» Exercise instructions
Copy out all the entries word for word.

» Excerpts from an interface dataset

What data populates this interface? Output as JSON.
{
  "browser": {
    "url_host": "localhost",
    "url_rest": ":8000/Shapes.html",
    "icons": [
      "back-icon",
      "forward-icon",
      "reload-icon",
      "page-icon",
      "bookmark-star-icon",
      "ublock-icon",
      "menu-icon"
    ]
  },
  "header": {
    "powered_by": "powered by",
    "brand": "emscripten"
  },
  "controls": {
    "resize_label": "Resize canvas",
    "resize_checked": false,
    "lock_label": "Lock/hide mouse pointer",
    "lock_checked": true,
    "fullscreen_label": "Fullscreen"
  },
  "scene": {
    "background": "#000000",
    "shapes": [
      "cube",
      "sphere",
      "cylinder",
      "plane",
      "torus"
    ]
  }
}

» Result of this exercise
What data populates this interface? Output as JSON.
{
  "browser": {
    "url_host": "localhost",
    "url_rest": ":8000/Shapes.html",
    "icons": [
      "back-icon",
      "forward-icon",
      "reload-icon",
      "page-icon",
      "bookmark-star-icon",
      "ublock-icon",
      "menu-icon"
    ]
  },
  "header": {
    "powered_by": "powered by",
    "brand": "emscripten"
  },
  "controls": {
    "resize_label": "Resize canvas",
    "resize_checked": false,
    "lock_label": "Lock/hide mouse pointer",
    "lock_checked": true,
    "fullscreen_label": "Fullscreen"
  },
  "scene": {
    "background": "#000000",
    "shapes": [
      "cube",
      "sphere",
      "cylinder",
      "plane",
      "torus"
    ]
  }
}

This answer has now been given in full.